[Guide] Local registry in Kubernetes on ARM

There are several reasons for running a local registry for your Docker images on your cluster. The Internet access might be limited or non-existing at times, or maybe you just want to try it out. Kubernetes schedules pods on your cluster, which requires images to be available at all times so that all nodes can access all images if needed. This guide will show you how to set up a local registry with Luxas' Kubernetes on ARM.

The figure below shows the role of the registry, and that Docker Hub can be replaced with other registries. More details can be found at Docker's own site.
Docker Architecture

Enabling the registry

If you don't already have a cluster up and running, you can follow one of our other guides. When Kubernetes on ARM is up and running, it is as simple as running the following command on your master:

kube-config enable-addon registry  

This creates, among other things, a service with the name registry in the namespace kube-system exposing port 5000. If you already have the DNS addon running it is fairly simple to find the service in the cluster. If you don't have it running then I suggest you run: kube-config enable-addon dns.

Combining the namespace, service name and port number results in the following: registry.kube-system:5000 which works as a prefix instead of implicitly choosing Docker Hub. The DNS will resolve registry.kube-system to the endpoint of the service behind the scenes.

Pushing and pulling

Enough with the theory, let's try it out. If you have built an image on a node, then you need to tag it before you can push it to the registry. The following example tags an image called username/greeter with a prefix that corresponds the registry's service endpoint. The username illustrates that it corresponds to your Docker Hub user. Afterwards the image is pushed to the local registry.

$ docker tag username/greeter:latest registry.kube-system:5000/username/greeter:latest

$ docker push registry.kube-system:5000/username/greeter:latest
The push refers to a repository [registry.kube-system:5000/username/greeter]  
1ed3d60213f5: Pushed  
5f70bf18a086: Pushed  
9d3a922efd6f: Pushed  
bbd9b8251f5f: Pushed  
b2d9159cb296: Pushed  
7a3f611b0ebd: Pushed  
latest: digest: sha256:88af3e5e9836060c2c71628422cbfbb54975a882f33994e3d54791943efb0046 size: 2994  

The example above explicitly states that the tag is latest in both cases, but if you don't provide a tag Docker assumes latest.
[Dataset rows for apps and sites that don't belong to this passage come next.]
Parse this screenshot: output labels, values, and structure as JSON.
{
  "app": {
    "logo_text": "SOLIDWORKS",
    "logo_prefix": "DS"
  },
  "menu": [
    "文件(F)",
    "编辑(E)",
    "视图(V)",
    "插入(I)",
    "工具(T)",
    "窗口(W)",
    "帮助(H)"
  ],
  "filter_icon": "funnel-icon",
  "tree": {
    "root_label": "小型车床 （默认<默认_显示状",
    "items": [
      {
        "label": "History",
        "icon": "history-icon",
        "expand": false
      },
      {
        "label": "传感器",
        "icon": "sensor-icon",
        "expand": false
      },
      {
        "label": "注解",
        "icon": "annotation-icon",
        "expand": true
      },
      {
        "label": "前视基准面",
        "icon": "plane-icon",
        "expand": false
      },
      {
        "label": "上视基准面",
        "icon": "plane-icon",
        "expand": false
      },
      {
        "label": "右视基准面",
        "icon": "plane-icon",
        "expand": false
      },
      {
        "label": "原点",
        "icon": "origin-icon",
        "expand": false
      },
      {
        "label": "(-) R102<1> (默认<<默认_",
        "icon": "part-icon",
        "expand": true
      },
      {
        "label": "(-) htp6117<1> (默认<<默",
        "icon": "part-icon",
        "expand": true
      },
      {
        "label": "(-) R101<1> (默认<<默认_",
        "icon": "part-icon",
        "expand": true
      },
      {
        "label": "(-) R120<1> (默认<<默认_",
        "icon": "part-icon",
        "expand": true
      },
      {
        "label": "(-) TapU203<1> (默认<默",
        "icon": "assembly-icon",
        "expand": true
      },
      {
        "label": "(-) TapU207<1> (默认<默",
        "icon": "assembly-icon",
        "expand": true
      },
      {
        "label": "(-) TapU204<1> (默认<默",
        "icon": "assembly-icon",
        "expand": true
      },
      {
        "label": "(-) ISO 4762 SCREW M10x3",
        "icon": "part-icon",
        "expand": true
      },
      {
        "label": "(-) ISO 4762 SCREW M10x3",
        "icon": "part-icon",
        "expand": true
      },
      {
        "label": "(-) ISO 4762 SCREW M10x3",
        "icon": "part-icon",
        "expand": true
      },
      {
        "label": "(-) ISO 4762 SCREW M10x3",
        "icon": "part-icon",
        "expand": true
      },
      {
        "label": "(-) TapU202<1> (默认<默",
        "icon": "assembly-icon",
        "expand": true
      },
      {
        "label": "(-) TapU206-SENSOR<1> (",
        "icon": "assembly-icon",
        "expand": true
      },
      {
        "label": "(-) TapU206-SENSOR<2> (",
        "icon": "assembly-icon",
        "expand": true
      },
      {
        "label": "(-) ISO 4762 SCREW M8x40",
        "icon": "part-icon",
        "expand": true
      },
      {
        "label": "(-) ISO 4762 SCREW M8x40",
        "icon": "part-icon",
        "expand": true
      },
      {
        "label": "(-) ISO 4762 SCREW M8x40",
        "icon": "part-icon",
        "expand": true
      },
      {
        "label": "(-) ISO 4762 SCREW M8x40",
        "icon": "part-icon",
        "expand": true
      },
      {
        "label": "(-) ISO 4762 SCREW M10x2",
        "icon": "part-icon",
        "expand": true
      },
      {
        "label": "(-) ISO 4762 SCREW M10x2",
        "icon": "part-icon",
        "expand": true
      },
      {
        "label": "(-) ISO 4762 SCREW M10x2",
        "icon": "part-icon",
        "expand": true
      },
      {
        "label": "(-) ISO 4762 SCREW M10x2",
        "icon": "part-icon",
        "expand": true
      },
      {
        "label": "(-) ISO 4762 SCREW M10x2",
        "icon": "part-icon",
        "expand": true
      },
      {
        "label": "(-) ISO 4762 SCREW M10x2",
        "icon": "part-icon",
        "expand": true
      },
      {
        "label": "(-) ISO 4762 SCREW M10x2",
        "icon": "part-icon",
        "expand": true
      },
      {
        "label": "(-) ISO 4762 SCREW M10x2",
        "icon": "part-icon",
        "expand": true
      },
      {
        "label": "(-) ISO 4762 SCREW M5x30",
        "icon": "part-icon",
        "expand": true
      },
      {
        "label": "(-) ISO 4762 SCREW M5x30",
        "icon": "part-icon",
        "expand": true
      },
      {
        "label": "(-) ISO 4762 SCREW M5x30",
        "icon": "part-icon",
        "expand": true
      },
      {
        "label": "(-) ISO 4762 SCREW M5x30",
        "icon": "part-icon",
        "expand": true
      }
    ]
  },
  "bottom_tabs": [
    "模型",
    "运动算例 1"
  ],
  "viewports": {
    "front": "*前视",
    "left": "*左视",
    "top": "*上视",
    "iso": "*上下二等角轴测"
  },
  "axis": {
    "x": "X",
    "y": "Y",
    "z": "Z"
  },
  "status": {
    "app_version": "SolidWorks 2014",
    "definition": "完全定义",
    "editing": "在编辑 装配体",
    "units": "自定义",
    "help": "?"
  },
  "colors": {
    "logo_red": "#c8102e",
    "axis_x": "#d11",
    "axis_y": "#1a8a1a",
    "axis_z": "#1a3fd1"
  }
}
You will probably notice the limitation of your Raspberry Pis's performance while pushing.

From another node (or the same) within the cluster, you can now pull the image by running.

$ docker pull registry.kube-system:5000/username/greeter:latest
latest: Pulling from username/greeter

234876e69431: Pull complete  
5a98a2f1f5d9: Pull complete  
e84549343770: Pull complete  
a3ed95caeb02: Pull complete  
f09aa00a3317: Pull complete  
665a508175f6: Pull complete  
Digest: sha256:88af3e5e9836060c2c71628422cbfbb54975a882f33994e3d54791943efb0046  
Status: Downloaded newer image for registry.kube-system:5000/username/greeter:latest